TOILET: A LOVE STORY. Director Shree Narayan Singh. Players: Akshay Kumar, Bhumi Padnekar, Anupam Kher, Sudhir Pandey, Divyendu Sharma, Subha Khote. Hindi w/ Eng. Sub-tit. (Viacom).

The lack of indoor plumbing in some rural areas of India, and more specifically the lack of indoor toilets in many rural Indian homes, has been singled out as a key roadblock to India joining modernity. Not having such facilities at home is often a practice carried over from an era when a large agrarian populace spent longer hours in the field than in towns or offices. What do we do? In comes Toilet: A Love Story. While visually striking, romantic and even funny, the movie falls short of fully exploiting the complexities and nuances demanded by the lack of indoor facilities as indicative of a larger social gap.

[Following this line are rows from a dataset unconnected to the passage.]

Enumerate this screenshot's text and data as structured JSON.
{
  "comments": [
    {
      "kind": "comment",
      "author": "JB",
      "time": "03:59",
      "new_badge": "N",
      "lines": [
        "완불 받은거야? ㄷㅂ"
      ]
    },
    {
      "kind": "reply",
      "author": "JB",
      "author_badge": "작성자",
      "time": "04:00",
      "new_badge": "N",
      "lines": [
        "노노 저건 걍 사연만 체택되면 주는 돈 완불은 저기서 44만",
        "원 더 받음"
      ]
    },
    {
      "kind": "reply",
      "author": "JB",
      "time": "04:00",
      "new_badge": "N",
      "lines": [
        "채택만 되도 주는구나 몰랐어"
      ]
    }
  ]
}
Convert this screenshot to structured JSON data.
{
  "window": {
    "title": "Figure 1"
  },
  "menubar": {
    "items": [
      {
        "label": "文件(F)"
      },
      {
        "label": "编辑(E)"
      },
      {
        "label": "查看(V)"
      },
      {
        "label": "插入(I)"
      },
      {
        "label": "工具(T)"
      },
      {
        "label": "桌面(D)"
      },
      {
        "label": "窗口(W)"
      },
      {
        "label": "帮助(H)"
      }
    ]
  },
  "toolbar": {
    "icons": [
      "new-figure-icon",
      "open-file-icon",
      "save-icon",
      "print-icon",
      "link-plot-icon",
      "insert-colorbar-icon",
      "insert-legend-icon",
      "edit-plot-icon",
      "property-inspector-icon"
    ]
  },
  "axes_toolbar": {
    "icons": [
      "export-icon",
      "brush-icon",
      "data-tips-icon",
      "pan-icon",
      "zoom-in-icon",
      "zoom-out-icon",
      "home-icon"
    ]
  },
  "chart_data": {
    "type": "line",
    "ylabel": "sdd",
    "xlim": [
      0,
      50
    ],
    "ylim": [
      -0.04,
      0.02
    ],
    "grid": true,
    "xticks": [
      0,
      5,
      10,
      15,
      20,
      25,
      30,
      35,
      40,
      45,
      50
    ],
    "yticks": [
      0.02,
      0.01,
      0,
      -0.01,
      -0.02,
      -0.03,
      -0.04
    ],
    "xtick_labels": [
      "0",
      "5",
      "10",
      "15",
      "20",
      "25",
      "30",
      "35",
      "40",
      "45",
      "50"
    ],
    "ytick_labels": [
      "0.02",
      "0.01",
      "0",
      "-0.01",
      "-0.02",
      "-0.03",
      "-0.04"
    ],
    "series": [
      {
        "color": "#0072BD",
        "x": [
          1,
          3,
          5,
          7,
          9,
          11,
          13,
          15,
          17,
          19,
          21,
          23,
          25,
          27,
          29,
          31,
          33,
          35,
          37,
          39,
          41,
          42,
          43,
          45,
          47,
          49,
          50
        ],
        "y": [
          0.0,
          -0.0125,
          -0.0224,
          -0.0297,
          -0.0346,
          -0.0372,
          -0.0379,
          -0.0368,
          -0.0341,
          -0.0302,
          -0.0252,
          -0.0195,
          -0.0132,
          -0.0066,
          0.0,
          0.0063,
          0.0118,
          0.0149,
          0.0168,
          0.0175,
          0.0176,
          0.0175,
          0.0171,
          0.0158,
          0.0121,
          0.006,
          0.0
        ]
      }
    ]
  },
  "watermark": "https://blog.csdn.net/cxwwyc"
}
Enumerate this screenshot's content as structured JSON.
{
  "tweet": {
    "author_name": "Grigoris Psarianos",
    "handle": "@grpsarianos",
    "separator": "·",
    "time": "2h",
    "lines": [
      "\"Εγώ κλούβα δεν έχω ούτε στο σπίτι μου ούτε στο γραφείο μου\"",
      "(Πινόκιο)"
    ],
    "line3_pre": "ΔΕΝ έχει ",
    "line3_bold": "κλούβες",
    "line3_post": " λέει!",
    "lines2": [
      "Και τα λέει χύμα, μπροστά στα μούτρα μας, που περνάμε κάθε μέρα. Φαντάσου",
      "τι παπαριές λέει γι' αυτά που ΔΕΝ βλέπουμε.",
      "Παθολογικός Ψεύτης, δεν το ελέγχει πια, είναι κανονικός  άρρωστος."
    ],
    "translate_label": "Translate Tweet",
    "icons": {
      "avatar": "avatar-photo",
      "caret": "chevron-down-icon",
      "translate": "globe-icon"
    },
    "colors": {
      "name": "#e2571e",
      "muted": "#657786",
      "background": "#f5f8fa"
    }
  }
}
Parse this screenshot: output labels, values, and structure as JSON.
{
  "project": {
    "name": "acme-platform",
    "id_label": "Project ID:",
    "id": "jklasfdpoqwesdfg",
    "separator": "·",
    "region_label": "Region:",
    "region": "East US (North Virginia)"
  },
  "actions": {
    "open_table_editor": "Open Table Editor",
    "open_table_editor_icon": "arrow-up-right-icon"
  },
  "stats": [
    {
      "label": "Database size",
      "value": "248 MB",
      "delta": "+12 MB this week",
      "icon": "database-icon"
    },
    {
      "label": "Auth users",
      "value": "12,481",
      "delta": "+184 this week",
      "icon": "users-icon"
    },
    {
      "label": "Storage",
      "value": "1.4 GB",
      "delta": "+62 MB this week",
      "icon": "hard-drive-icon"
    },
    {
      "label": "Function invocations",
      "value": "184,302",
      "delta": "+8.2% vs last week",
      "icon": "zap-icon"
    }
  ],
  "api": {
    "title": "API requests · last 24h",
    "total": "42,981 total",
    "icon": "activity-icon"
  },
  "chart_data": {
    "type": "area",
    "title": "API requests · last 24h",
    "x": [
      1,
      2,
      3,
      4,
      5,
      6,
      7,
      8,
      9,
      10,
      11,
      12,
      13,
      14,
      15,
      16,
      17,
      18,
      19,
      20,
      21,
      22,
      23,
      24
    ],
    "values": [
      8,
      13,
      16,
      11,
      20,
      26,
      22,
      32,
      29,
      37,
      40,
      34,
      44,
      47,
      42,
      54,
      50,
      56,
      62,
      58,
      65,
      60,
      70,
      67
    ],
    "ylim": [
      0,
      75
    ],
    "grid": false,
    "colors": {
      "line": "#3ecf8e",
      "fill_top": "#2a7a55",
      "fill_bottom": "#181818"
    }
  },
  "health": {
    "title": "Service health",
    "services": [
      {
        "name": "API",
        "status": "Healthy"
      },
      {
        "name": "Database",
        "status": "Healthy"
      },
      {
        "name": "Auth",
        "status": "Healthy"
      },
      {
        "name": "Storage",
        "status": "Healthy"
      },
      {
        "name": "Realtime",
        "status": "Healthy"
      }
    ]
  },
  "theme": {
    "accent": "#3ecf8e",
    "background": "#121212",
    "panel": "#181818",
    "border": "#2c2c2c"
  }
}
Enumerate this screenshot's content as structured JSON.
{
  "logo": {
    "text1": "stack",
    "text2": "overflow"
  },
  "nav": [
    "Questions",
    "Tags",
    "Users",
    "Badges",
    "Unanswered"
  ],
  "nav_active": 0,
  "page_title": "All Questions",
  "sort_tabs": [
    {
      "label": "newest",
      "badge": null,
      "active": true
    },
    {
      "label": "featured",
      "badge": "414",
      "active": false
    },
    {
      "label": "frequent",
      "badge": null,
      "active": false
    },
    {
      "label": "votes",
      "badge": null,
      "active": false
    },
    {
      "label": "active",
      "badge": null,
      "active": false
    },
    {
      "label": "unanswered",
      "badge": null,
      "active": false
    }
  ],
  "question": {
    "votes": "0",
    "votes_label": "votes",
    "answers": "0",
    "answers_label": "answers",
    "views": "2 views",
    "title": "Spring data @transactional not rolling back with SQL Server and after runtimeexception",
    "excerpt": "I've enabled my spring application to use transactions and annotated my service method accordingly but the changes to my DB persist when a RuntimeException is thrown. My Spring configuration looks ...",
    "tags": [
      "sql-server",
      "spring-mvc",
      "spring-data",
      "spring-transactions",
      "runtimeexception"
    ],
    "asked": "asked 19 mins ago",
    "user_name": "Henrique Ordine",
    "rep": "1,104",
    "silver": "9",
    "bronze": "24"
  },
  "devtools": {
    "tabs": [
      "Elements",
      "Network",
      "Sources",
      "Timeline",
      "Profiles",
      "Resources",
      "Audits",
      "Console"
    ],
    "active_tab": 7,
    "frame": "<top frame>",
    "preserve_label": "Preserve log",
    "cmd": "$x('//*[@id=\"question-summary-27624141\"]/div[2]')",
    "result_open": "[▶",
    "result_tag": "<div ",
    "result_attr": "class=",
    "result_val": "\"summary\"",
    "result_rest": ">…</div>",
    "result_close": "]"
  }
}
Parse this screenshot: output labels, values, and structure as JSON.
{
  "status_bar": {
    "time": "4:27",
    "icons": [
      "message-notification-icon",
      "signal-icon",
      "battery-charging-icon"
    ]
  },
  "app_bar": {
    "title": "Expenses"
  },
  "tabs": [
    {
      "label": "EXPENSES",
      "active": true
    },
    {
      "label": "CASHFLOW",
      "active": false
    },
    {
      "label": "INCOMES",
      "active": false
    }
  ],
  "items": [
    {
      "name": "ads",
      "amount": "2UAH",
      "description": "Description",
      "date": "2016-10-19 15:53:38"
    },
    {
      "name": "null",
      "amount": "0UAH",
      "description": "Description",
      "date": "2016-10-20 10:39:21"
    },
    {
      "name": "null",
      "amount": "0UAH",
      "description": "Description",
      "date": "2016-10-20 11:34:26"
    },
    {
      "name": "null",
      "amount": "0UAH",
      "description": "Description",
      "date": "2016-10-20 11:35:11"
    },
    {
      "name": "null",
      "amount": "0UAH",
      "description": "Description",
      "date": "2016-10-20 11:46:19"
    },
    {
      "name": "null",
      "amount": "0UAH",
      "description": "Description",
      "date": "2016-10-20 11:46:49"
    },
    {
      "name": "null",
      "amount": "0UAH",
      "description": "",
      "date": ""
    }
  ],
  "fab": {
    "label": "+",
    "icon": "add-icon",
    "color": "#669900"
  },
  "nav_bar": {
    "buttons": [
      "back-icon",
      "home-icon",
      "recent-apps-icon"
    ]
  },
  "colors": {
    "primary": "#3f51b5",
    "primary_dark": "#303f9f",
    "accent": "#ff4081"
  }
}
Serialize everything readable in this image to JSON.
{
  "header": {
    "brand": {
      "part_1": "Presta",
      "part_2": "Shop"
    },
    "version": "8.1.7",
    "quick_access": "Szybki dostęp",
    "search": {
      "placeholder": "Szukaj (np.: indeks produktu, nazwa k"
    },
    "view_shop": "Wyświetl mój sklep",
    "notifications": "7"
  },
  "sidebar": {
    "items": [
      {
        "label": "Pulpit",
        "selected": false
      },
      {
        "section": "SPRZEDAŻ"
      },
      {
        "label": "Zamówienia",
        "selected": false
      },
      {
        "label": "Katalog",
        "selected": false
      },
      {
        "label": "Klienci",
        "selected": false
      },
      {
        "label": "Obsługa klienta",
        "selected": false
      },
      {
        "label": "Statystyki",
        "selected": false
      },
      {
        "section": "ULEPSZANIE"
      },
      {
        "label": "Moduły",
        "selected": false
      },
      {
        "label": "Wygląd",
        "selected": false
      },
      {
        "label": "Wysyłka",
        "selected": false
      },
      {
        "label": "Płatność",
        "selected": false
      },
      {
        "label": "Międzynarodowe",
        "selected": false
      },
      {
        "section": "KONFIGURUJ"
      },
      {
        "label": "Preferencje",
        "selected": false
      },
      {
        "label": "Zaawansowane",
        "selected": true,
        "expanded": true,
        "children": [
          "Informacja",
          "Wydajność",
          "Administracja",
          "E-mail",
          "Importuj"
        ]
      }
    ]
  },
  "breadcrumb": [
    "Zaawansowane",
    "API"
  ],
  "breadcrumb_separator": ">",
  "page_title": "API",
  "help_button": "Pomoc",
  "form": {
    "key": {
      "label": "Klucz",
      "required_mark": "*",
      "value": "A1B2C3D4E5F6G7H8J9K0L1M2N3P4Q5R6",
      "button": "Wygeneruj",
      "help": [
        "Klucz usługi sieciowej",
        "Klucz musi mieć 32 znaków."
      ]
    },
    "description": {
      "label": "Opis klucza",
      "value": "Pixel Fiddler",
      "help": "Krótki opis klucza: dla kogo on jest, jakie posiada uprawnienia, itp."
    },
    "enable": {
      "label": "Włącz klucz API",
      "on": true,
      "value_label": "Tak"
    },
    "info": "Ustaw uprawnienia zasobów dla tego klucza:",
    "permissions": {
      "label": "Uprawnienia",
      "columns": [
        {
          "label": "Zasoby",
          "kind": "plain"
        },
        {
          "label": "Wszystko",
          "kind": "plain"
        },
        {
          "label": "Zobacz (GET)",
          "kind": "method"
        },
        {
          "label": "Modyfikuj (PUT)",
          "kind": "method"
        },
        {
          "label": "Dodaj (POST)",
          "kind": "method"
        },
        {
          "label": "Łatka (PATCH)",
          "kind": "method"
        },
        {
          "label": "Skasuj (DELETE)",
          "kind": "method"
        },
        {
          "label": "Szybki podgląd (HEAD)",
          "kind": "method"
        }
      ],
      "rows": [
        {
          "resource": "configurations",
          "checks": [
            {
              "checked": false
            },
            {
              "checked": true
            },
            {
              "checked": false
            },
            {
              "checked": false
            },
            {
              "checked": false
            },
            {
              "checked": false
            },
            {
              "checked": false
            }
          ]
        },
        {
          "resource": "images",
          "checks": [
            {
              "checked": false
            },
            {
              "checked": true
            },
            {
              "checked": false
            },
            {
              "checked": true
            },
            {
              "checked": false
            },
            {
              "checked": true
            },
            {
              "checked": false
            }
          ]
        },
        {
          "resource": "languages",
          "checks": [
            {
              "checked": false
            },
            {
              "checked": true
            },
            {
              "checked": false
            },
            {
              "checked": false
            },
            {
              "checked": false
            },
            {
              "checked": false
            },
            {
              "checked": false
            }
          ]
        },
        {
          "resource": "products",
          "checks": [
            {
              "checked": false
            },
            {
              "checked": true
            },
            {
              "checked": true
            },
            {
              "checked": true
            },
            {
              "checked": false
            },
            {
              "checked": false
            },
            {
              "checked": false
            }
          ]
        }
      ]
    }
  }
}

Bad news often travels in pairs. For Keshav Sharma (Kumar), pining away running his father’s small business in a village in northern India, calamity strikes on two fronts. On the one hand, at thirty something, he is yet to find a suitable bride. That reality is only exacerbated by his second problem. As luck would have it, after meeting the woman of his dreams, the outspoken beauty Jaya Joshi (Padneker) and marrying her, the other shoe drops. Because Keshav’s household lacks indoor facilities, his vivacious new bride refuses to use outdoor facilities and threatens to move back to her parents’ house unless Keshav installs an indoor toilet.

Toilet’s premise does not lack urgency or merit. There are enough up close and personal encounters of folks —mostly women—out in the field making a pre-dawn nature call. Urination in public—mostly by men—also gets screen time. That some women are harassed—or worse—out in the field is also hinted at by gawkers—mostly men—out on inexplicable pre-dawn pleasure rides. These elements also add to safety concerns highlighted by some well-publicized news stories involving attacks on women in the field. These are valid touch points in the yet developing national story of the Indian government’s call to build enough toilets to support 100% of the rural population’s needs over the next few years.

As much as the writers posit this as a gender issue, however, it is not. Buying into that would validate the movie’s view that is primarily women who are inconvenienced because men can, ahem, go anywhere. Biological imperative—and hence bodily functions—would be pressing for men as much as for women. Also, regardless of when and where toilets are built and what decision-making authorities consider when granting such construction permits, happiness—unlike how Toilet would have it—cannot be legislated.

As leads, Kumar and Padneker offer elevated romantic pairing that has certainly helped boost the huge box office gains Toilet: A Love Story has garnered. Toilet is also shouldered by an ear-worthy musical score, lined up by Vickey Prasad’s “Hans Mat Pagli”—a folksy tune in tandem with Sonu Nigam and Shreya Ghosal versions and “Bhakheda” by Sukhwinder Singh and Shreya Ghosal. The earthy score, penned by Siddharth-Garima, has no Bhangra wedding tune and no neo-disco tent events and succeeds in underlining the romantic and non-satirical appeal of the story.

Compared to, say, Peepli: Live, however, where Aamir Khan staged the acutely bitter reality of suicide rates amongst rural farmers played by lesser known players who did a remarkable job in channeling unassailable economic forces tearing apart their lives and then resorting to suicide as a way out, Toilet: A Love Story struggles from a lack of that same anonymity. An A-list superstar such as Kumar inside a character that struggles with lack of indoor plumbing does not flow. Toilet: A Love Story, may be too big a stage for this intimate rural social story.

The mainstreaming of vox pop events of the day have become standard fare for Hindi movies. At an extrinsic level culturally, the rise of religious fundamentalism jabbed at by PK, the search for elusive high profile international terrorists fictitiously chronicled in Phantom and Baby, the always-tense relations between India and Pakistan taken up in Bajrangi Bhaijaan, Filmistan and Hasina Bhaag Jayegi are but a few examples. While it is indeed refreshing to have lack of proper indoor sanitation taken up as a cause in such a big banner project, Toilet: A Love Story misses the mark in effectively telling this story.

Aniruddh Chawda

Globe trekker, aesthete, photographer, ski bum, film buff, and commentator, Aniruddh Chawda writes from Milwaukee.